Store policy stops Michaels from taking quarters as payment

coins coins coins
coins coins coins

Michaels, a craft store with over 900 locations in the U.S. and Canada, has taken a rather unique view on change -- or at least one store has. Recently the Michaels in Hemet, California wouldn't let a youngster, who was shopping for her mother's birthday present, pay for a $4 purchase in quarters. When she began counting out the 16 coins for the cashier she was informed that it was store policy not to accept change. This forced Hayden to borrow from her younger sister in order to ensure a happy birthday for her mom.

I've put in an email to Michaels to find out if this ridiculous policy is in fact store policy, or simply an employee exercising poor customer service, but I haven't heard back from them yet. Even if such a policy exists, refusing to take 16 quarters for a purchase is simply lazy. I can see the same cashier refusing to take 16 singles next week because counting them would be too much of an inconvenience. Turning down this small of a quantity of change would obviously violate the spirit of any such policy if one exists.

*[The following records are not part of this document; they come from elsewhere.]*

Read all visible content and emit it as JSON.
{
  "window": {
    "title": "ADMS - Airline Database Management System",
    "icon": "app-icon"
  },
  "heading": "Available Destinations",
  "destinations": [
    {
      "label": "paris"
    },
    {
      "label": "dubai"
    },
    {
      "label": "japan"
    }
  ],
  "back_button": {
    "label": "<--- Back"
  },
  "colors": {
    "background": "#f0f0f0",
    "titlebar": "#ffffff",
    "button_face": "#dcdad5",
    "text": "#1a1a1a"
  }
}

If like me you wondered how a store can refuse a government issued coin, which is "legal tender for all debts public and private" it's because while these coins can be used to satisfy any debt, private businesses do not have to accept them. The Coinage act of 1965 set this policy into place meaning that coins and bills are a legal means of paying a creditor but allowing private businesses to set rules on forms of payment on their own.